Red Sox Third Base Dilemma

The left side of the infield has sparked controversy and uncertainty throughout this 2013 season for the Red Sox. Once thought a strong spot after Will Middlebrooks’ auspicious 2012 season, 3rd base has particularly become a concern, as 6 different Red Sox players have failed to properly fill the void. And when SS/3B Jose Iglesias packed his bags for Detroit as part of a pre-MLB deadline deal, the questions surrounding the third-base position have resurfaced once again.

After returning from a hamstring injury in mid-July, Stephen Drew has solidified his grip on the shortstop position as of late; his 2-home run game in Baltimore last Saturday has won the hearts of Red Sox nation for the time being. Boston will certainly not bet on Drew supplying the offense consistently, or even to continue his recent upswing, but his emergence brings at least some stability to the left side of the infield.

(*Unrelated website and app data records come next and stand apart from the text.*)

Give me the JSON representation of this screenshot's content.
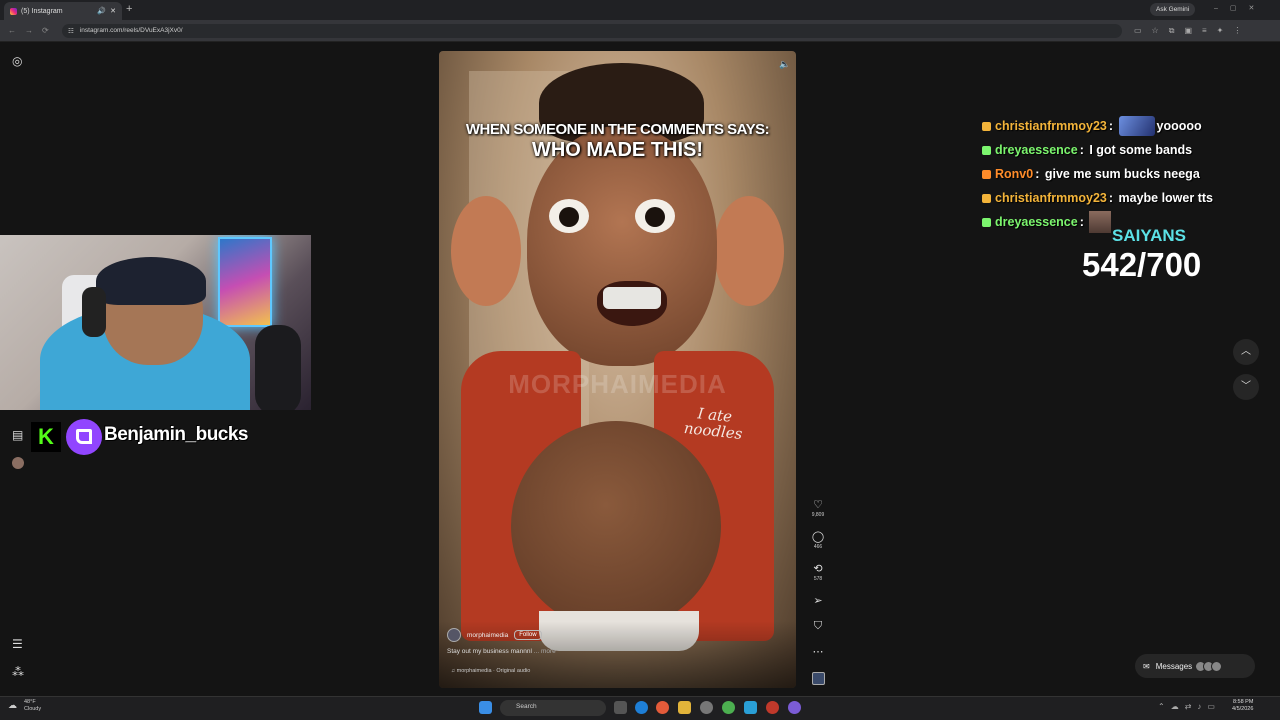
{
  "browser": {
    "tab_title": "(5) Instagram",
    "url": "instagram.com/reels/DVuExA3jXv0/",
    "gemini_label": "Ask Gemini"
  },
  "reel": {
    "caption_line1": "WHEN SOMEONE IN THE COMMENTS SAYS:",
    "caption_line2": "WHO MADE THIS!",
    "watermark": "MORPHAIMEDIA",
    "shirt_text": "I ate noodles",
    "author": "morphaimedia",
    "follow_label": "Follow",
    "description": "Stay out my business mannnl",
    "more_label": "... more",
    "audio": "♫ morphaimedia · Original audio",
    "likes": "9,809",
    "comments": "466",
    "reposts": "578"
  },
  "overlay": {
    "streamer_name": "Benjamin_bucks",
    "goal_label": "SAIYANS",
    "goal_value": "542/700"
  },
  "chat": [
    {
      "user": "christianfrmmoy23",
      "color": "#f3b43a",
      "text": "yooooo",
      "emote": true
    },
    {
      "user": "dreyaessence",
      "color": "#7cf56e",
      "text": "I got some bands"
    },
    {
      "user": "Ronv0",
      "color": "#ff8c2a",
      "text": "give me sum bucks neega"
    },
    {
      "user": "christianfrmmoy23",
      "color": "#f3b43a",
      "text": "maybe lower tts"
    },
    {
      "user": "dreyaessence",
      "color": "#7cf56e",
      "text": "",
      "emote2": true
    }
  ],
  "messages_label": "Messages",
  "taskbar": {
    "weather_temp": "48°F",
    "weather_desc": "Cloudy",
    "search_placeholder": "Search",
    "time": "8:58 PM",
    "date": "4/5/2026"
  }
}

That leaves the young duo of Brock Holt–who was recently recalled from Pawtucket for the second time this year–and Brandon Snyder to split time at third base. The 26-year old Snyder has had limited success thus far, and might return to the minors soon. Holt, on the other hand, entertained a great stretch in the first half of July, to the point where his style and play drew comparisons to another hard-working Red Sock in Dustin Pedroia.

Bogaerts may be called up soon.

Bogaerts may be called up soon.

Holt was brought up to the majors as a result of the Iglesias trade, a curious choice by the Red Sox in part that they bypassed another viable option at third base: the Dutch speedster Xander Bogaerts. Many already believe it’s only a matter of time–weeks or even days–before Bogaerts gets called up. He’s been hitting .279 during his time with the PawSox, with 8 home runs, 24 RBI, and 23 runs, while hitting for better numbers in his earlier stint in Double-A.

Yet his own manager, Gary DiSarcina, believes Bogaerts would benefit by staying a little longer at the minor league level, as there’s still more room to develop before making the jump to Boston.

Nevertheless, we’ve witnessed several players under the age of 22 make the leap unorthodoxly early in the last year or two. Guys from Mike Trout to Yasiel Puig have flourished from the get-go, and have exhibited precocious developments of starpower. Regardless, even if the 20-year old struggles, optioning him back to the minors creates no extra burden.

The Red Sox may not have a comfortable situation in dealing with third base, but they’re certainly not at a lack for options. As the team looks to both retain their current rate of success and continue to improve, letting a burst of energy in Xander Bogaerts tag along the ride would be a clever move, if not simply a reasonable shot.